A new, deadly H5N8 strain of avian influenza penetrated the biosecurity defenses of a National Institute of Animal Science (NIAS) campus, prompting authorities to cull all of the facility's 11,000 hens and 5000 ducks.
The devastating loss could set back poultry experiments at the NIAS lab for 2 years. "It will likely to take up to 95 weeks to fully rebuild [the flocks] and resume normal research," says Kim Sung-Il, head of the contingency team at the Rural Development Administration, which oversees NIAS. Kim adds that the institute, which studies breed improvement and animal husbandry techniques, will reconstitute its flocks from birds kept at other facilities.

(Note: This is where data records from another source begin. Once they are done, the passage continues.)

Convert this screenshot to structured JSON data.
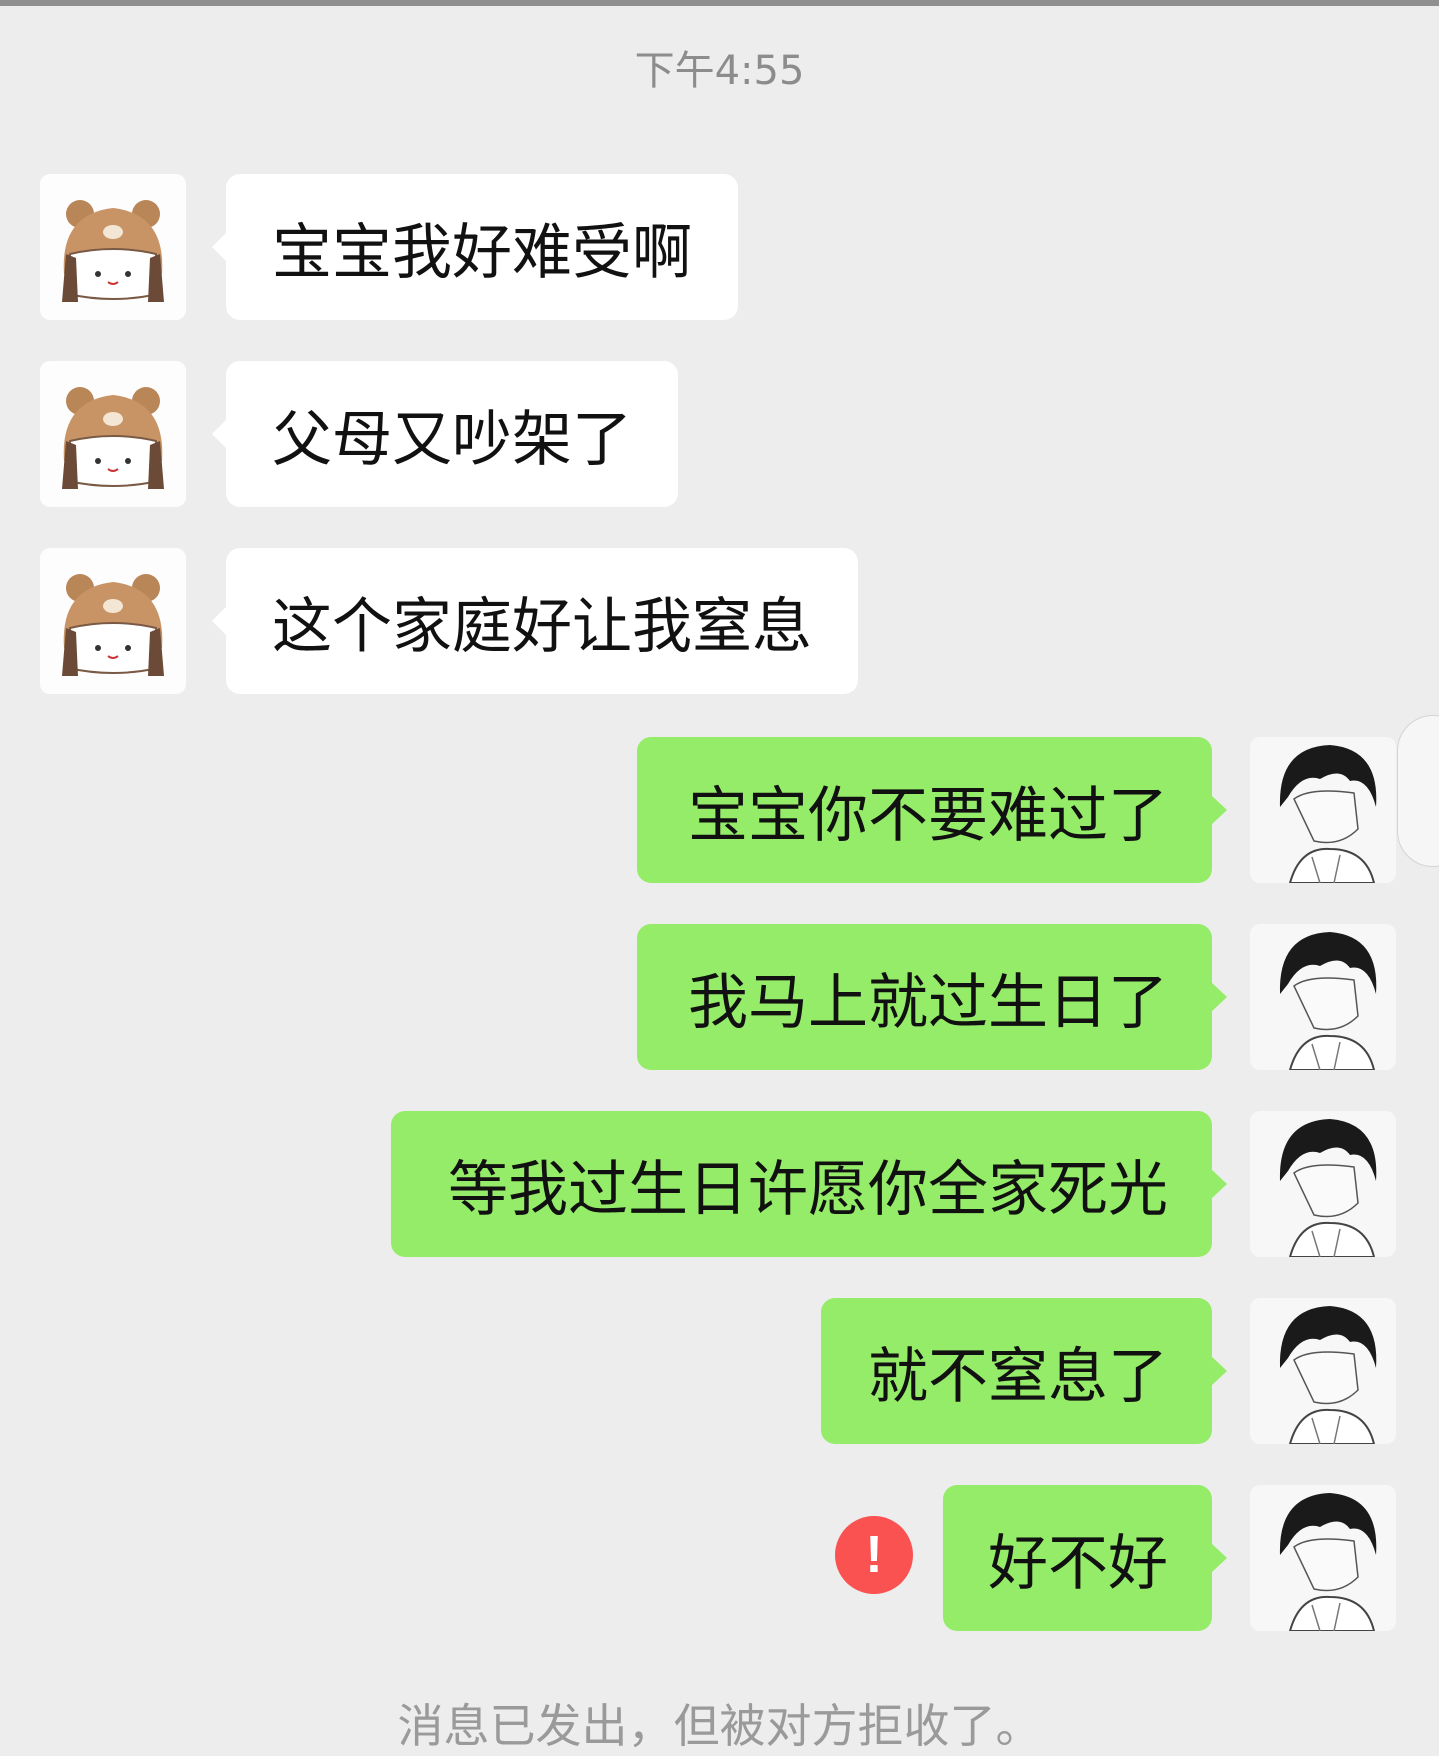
{
  "chat": {
    "timestamp": "下午4:55",
    "incoming": [
      {
        "text": "宝宝我好难受啊",
        "avatar": "bear-hat-girl-avatar"
      },
      {
        "text": "父母又吵架了",
        "avatar": "bear-hat-girl-avatar"
      },
      {
        "text": "这个家庭好让我窒息",
        "avatar": "bear-hat-girl-avatar"
      }
    ],
    "outgoing": [
      {
        "text": "宝宝你不要难过了",
        "avatar": "anime-boy-avatar"
      },
      {
        "text": "我马上就过生日了",
        "avatar": "anime-boy-avatar"
      },
      {
        "text": "等我过生日许愿你全家死光",
        "avatar": "anime-boy-avatar"
      },
      {
        "text": "就不窒息了",
        "avatar": "anime-boy-avatar"
      },
      {
        "text": "好不好",
        "avatar": "anime-boy-avatar",
        "failed": true
      }
    ],
    "error_icon": "!",
    "system_notice": "消息已发出，但被对方拒收了。"
  },
  "colors": {
    "background": "#ededed",
    "incoming_bubble": "#ffffff",
    "outgoing_bubble": "#95ec69",
    "error": "#fa5151"
  }
}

A wild goose that died of the virus was found 10 kilometers from NIAS's Suwon campus, near Seoul, on 1 February. The entire NIAS staff went to work disinfecting and shoeing away wild birds at the three centers that keep poultry. Despite those efforts, 30 ducks were found dead on 2 March at the Cheonan campus, 85 kilometers south of Seoul. The next day, authorities confirmed the cause of death as H5N8 avian influenza. NIAS immediately initiated culling, which was completed on 4 March.
The incident highlights the difficulty of protecting poultry farms from circulating avian influenza viruses. “We are taking this situation very seriously," said Lee Jun-Won, deputy agriculture minister, at a press conference yesterday in Seoul. He noted that NIAS has the country’s most secure facilities and most vigilant staff. Lee said they were looking at three possible routes the virus could have taken onto campus: wild birds, NIAS vehicles, and supply deliveries. "We will determine the reason for the infection, and we are going to hold those responsible accountable," he said.
The culprit H5N8 strain had never before been seen in such a deadly form when it surfaced on farms in central South Korea on 17 January. Despite control efforts that have included culling millions of chickens and ducks, the virus has spread virtually nationwide and outbreaks are still being reported. It has also killed hundreds of Baikal teal and other migratory birds. There have been no reports of human infections.
*Clarification, 6 March, 8:25 a.m.: The text was revised to clarify that the H5N8 outbreak occurred on the Cheonan campus.